    • crosses placenta d/t lipid solubility but up to 1mg/kg does not compromise fetal status
    • -2mg/kg can cause fetal compromise
  94. IV and IM ketamine dosing, onset, peak, duration
    • IV induction dose 1-2mg/kg IV
    • onset in 30 seconds
    • peak in 1 minutes
    • duration 5-15 minutes

    • IM 5-10mg/kg
    • onset in 3-8 minutes
    • peak in 5-20 minutes
    • duration of 12-25 minutes
    • full orientation takes 60-90 minutes
  95. Etomidate Mechanism of Action
    • depresses reticular activating system 
    • mimics effects of GABA, increases affinity of receptor for GABA
  96. Etomidate structure-activity
    • carboxylic acid ester
    • imidazole containing compound- water soluble at acid pH and lipid soluble at physiologic pH
    • -dextro isomer is active and formulated as a single enantiomer
  97. Etomidate pharmacokinetics (acid vs base, pKa, equation moves to..?)
    • basic drug
    • pKa= 4.2
    • pH >pKa so non-protonated, non-ionized for B predominates
  98. etomidate protein binding
  99. etomidate metabolism
    • -metabolism d/t hydrolysis of ethyl ester side chain results in inactive metabolite 
    • -liver and plasma esterases so rapidly metabolized
  100. etomidate clearance, Vd, elim 1/2 time
    • elim 1/2 time= 2-5 hours
    • Vd 2.2-4.5 L/kg
    • Clearance= 10-20 ml/kg/min (5x that of thiopental)
  101. Etomidate injection
    unstable at physiologic pH so dissolved in propylene glycol which causes pain on injection
  102. Etomidate on CV system
    • minimal! great for the fragile hemodynamic patient
    • mild decrease in SVR
  103. Etomidate Respiratory effects
    less depression than with barbs or benzos
  104. Etomidate CNS effects
    • decreased CBF, O2 consumption and ICP
    • CPP maintained
    • Increased N/V
    • no analgesia
  105. Etomidate Endocine effects
    • adrenocortical suppression lasting 4-8 hours after induction dose
    • -inhibits beta hydroyxlase enzymes responsible for syntehsis of cortisol and aldosterone

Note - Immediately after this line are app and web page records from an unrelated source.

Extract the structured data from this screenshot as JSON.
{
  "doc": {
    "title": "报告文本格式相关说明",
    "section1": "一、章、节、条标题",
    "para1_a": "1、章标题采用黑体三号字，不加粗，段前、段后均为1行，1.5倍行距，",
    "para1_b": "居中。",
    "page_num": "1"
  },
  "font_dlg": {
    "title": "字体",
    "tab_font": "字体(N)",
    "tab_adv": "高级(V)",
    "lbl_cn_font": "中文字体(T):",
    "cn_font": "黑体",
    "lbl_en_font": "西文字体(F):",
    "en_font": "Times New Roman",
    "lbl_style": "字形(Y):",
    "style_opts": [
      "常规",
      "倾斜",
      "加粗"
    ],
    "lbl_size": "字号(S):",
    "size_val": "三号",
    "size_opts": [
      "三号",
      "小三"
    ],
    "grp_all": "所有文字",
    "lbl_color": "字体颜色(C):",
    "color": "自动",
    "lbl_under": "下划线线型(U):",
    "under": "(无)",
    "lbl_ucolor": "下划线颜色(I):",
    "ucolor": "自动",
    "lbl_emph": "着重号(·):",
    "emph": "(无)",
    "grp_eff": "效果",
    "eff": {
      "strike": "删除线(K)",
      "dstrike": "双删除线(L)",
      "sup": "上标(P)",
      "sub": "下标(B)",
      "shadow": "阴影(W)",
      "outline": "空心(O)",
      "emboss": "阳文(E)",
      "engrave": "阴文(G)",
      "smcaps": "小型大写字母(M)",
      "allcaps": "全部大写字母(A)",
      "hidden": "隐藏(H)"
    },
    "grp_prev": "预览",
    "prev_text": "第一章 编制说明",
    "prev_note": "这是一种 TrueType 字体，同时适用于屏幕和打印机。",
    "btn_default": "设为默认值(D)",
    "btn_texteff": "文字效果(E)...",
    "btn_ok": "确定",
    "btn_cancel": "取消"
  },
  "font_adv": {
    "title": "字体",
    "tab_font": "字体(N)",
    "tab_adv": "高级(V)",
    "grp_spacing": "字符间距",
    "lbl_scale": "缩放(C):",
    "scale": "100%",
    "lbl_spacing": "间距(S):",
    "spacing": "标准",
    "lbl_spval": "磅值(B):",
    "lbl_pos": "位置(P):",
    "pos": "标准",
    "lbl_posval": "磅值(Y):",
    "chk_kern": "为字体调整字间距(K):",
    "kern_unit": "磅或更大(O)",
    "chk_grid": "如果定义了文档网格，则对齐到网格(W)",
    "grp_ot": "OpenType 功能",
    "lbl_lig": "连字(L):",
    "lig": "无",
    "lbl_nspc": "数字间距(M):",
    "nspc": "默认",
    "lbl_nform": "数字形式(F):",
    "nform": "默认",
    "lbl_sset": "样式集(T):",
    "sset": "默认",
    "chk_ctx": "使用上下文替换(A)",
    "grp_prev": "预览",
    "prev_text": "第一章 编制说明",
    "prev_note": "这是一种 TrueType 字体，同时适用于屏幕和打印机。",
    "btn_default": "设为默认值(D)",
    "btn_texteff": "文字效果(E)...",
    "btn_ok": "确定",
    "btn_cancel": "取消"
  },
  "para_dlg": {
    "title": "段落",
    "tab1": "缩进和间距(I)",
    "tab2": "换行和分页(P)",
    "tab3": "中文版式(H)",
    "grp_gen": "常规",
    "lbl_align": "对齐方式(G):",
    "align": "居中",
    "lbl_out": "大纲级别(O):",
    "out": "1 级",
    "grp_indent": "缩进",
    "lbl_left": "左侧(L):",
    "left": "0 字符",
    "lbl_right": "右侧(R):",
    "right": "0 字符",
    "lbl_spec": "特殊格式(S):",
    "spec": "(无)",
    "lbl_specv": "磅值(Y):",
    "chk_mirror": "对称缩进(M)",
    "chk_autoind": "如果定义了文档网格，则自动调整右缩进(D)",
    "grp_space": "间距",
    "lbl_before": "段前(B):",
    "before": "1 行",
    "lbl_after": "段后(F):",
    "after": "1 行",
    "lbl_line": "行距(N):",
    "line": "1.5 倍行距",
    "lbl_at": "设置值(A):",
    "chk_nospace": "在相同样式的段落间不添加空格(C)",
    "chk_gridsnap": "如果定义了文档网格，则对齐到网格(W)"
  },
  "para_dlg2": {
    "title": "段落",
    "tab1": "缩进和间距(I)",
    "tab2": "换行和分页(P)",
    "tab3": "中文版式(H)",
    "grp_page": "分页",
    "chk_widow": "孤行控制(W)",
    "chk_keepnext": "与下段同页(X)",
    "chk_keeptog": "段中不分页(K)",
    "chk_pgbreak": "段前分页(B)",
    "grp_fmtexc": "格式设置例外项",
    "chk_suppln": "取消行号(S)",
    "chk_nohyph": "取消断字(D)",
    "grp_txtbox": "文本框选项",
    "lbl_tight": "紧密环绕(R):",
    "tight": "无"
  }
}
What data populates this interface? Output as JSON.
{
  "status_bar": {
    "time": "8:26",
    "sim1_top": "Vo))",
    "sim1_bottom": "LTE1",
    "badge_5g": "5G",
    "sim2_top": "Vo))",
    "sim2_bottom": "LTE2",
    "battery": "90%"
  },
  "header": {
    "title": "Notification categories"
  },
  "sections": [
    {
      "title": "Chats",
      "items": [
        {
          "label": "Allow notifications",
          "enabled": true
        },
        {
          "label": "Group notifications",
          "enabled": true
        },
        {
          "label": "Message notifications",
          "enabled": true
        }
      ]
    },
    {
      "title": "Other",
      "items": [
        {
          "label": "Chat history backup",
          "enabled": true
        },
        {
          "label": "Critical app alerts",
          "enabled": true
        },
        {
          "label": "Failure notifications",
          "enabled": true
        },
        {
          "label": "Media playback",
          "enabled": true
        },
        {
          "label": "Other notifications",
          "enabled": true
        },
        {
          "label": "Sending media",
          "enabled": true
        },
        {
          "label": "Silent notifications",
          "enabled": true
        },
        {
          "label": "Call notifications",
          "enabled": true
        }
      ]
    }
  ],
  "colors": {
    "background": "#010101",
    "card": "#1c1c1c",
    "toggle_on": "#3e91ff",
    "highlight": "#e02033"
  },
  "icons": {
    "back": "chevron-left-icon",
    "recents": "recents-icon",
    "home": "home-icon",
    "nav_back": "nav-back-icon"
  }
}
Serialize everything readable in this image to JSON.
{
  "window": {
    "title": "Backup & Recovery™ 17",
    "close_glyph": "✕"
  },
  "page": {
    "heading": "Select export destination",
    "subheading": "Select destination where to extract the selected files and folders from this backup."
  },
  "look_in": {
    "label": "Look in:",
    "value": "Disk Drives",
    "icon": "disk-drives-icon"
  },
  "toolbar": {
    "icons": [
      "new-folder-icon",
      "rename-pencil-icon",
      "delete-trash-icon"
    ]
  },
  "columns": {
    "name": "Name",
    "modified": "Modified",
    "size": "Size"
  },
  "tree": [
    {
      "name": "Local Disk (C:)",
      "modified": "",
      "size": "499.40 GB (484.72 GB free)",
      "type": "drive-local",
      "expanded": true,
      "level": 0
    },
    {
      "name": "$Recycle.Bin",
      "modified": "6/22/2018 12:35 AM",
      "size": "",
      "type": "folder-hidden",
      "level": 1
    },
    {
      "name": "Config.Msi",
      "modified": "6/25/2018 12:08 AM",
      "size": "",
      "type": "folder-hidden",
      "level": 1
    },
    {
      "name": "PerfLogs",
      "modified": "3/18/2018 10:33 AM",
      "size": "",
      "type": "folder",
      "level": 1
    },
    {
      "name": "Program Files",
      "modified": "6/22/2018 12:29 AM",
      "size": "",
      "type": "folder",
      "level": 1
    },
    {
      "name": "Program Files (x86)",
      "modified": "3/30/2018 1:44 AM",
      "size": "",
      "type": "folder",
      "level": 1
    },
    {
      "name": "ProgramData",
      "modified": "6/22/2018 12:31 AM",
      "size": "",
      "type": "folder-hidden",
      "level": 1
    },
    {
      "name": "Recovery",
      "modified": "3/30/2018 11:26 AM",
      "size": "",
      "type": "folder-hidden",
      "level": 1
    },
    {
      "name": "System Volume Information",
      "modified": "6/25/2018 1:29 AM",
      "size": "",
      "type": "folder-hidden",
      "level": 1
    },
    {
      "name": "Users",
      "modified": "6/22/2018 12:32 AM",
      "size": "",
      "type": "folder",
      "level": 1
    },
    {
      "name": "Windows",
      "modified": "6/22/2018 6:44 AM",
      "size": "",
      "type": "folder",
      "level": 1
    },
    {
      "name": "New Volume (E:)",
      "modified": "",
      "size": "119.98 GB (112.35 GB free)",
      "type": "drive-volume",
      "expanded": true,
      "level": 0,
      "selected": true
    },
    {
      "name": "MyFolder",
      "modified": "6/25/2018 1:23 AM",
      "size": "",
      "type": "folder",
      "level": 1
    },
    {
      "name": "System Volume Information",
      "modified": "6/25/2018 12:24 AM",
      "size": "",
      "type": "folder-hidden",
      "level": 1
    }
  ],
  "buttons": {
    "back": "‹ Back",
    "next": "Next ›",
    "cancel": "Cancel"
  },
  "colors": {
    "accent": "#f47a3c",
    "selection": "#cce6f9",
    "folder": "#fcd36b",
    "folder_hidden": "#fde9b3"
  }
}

  106. Etomidate contraindications
    septic patient because they need the HPA axis intact
  107. Etomidate dosing
    Induction- 0.1-04 mg/kg IV
  108. Etomidate onset, peak, duration
    • onset in 30-60 seconds
    • peak in 1 minute
    • duration 3-10 minutes
Card Set
Sedative Hypnotics
Exam 2